The effect of using binary mixtures of zwitterionic and charged lipids on nanodisc formation and stability

Research output: Contribution to journalArticle

Abstract

Nanodiscs are self-assembled ∼10 nm particles composed of lipid bilayer patches, stabilized by helical amphipathic belt proteins. The size, monodispersity and well-defined structure make the nanodiscs a popular model for the biological cell membrane, especially for structural and functional studies of membrane proteins. The structures and properties of nanodiscs made of zwitterionic lipids are well known. However, the biological cell membrane is negatively charged and thus nanodiscs containing anionic lipids should provide a better mimic of the native environment for membrane proteins. Despite the broad potential of charged nanodiscs, a systematic study of the influence of charged lipids on the nanodisc structure and stability has not yet been accomplished. In this paper, binary systems of zwitterionic DMPC mixed with the anionic lipids DMPG or DMPA or with the cationic synthetic DMTAP are used to prepare negatively and positively charged nanodiscs, respectively. Size exclusion chromatography analysis shows that nanodiscs can be prepared with high yield at all compositions of DMPC and DMPG, while mixtures of DMPC with either DMPA or DMTAP impair nanodisc formation. The presence of DMPG improves the stability of the nanodisc, both thermally and over time upon storage at -20 °C, as compared to pure DMPC nanodiscs. This stabilization is attributed to favourable electrostatic interactions between the anionic head of DMPG and cationic charges of the belt protein and inter-nanodisc repulsion that prevents aggregation of nanodiscs. In contrast, even small fractions of DMPA result in a faster degradation at -20 °C. These results suggest that the mixing of DMPC and DMPG provides nanodiscs that are better suited for studies of the function and structure of membrane proteins not only due to their inherent charge but also due to their improved thermal and storage stability compared to pure DMPC nanodiscs.

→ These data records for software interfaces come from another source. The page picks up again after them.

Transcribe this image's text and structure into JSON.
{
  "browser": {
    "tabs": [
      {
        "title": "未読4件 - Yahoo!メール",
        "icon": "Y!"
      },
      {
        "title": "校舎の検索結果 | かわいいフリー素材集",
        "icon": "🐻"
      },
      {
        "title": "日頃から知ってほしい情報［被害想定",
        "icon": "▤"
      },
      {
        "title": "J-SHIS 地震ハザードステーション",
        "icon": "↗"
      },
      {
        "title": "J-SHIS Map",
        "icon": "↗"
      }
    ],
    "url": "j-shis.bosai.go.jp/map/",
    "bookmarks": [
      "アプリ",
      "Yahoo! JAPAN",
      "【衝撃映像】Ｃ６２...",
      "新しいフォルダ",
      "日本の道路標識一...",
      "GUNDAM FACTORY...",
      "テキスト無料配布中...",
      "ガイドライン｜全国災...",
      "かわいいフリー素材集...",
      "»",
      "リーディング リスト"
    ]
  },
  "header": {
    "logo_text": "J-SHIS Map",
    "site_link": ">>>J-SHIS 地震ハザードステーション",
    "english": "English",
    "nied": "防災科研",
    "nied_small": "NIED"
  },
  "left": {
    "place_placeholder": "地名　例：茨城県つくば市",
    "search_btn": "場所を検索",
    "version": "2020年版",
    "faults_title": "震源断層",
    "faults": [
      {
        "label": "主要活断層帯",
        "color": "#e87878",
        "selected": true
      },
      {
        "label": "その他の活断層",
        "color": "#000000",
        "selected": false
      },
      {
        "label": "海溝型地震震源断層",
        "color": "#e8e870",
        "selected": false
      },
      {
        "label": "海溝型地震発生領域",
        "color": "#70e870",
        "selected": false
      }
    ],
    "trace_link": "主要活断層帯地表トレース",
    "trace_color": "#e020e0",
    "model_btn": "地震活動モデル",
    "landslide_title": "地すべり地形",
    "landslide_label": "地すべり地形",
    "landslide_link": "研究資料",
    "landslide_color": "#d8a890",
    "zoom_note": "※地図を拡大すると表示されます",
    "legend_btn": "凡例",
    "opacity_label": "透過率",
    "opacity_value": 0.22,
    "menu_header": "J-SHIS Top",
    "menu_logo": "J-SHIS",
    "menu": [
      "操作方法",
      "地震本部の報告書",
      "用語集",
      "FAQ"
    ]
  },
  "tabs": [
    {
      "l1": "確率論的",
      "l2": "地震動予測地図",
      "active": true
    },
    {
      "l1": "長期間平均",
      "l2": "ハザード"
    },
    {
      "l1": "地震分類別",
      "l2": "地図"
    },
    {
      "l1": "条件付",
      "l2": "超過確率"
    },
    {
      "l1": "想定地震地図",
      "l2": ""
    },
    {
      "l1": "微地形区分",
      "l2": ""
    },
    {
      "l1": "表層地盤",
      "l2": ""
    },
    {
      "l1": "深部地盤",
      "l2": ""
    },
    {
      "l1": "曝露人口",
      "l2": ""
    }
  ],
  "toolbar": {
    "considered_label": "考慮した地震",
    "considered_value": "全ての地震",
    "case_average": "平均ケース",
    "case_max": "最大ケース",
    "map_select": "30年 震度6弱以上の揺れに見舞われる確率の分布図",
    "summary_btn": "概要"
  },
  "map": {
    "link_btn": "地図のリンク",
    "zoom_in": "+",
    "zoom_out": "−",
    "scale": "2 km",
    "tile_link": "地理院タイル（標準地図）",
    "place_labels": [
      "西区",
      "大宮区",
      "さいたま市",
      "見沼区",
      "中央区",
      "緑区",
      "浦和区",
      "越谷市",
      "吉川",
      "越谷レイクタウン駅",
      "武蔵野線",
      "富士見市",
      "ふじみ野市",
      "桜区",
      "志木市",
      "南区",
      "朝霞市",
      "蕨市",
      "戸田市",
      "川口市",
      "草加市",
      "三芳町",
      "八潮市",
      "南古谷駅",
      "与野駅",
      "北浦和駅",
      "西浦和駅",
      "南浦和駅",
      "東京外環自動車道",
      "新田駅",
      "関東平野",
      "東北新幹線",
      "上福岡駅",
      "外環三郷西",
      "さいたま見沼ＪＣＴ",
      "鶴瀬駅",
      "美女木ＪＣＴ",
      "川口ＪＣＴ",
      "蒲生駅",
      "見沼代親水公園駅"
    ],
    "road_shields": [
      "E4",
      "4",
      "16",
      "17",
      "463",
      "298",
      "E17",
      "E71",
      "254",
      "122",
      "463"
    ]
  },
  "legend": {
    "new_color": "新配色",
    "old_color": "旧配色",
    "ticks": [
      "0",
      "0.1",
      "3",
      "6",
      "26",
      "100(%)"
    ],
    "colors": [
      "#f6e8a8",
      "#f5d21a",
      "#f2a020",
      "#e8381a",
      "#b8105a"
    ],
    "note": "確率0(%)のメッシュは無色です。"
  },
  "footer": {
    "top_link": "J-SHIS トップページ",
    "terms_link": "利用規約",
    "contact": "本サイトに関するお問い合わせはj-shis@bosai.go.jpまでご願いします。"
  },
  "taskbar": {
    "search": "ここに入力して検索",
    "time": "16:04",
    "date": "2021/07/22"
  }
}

Details

Authors
  • Maria Wadsäter
  • Selma Maric
  • Jens B. Simonsen
  • Kell Mortensen
  • Marité Cardenas
External organisations
  • University of Copenhagen
  • Niels Bohr Institute
  • Royal Veterinary and Agricultural University
Original languageEnglish
Pages (from-to)2329-2337
Number of pages9
JournalSoft Matter
Volume9
Issue number7
Publication statusPublished - 2013 Feb 21
Publication categoryResearch
Peer-reviewedYes
Externally publishedYes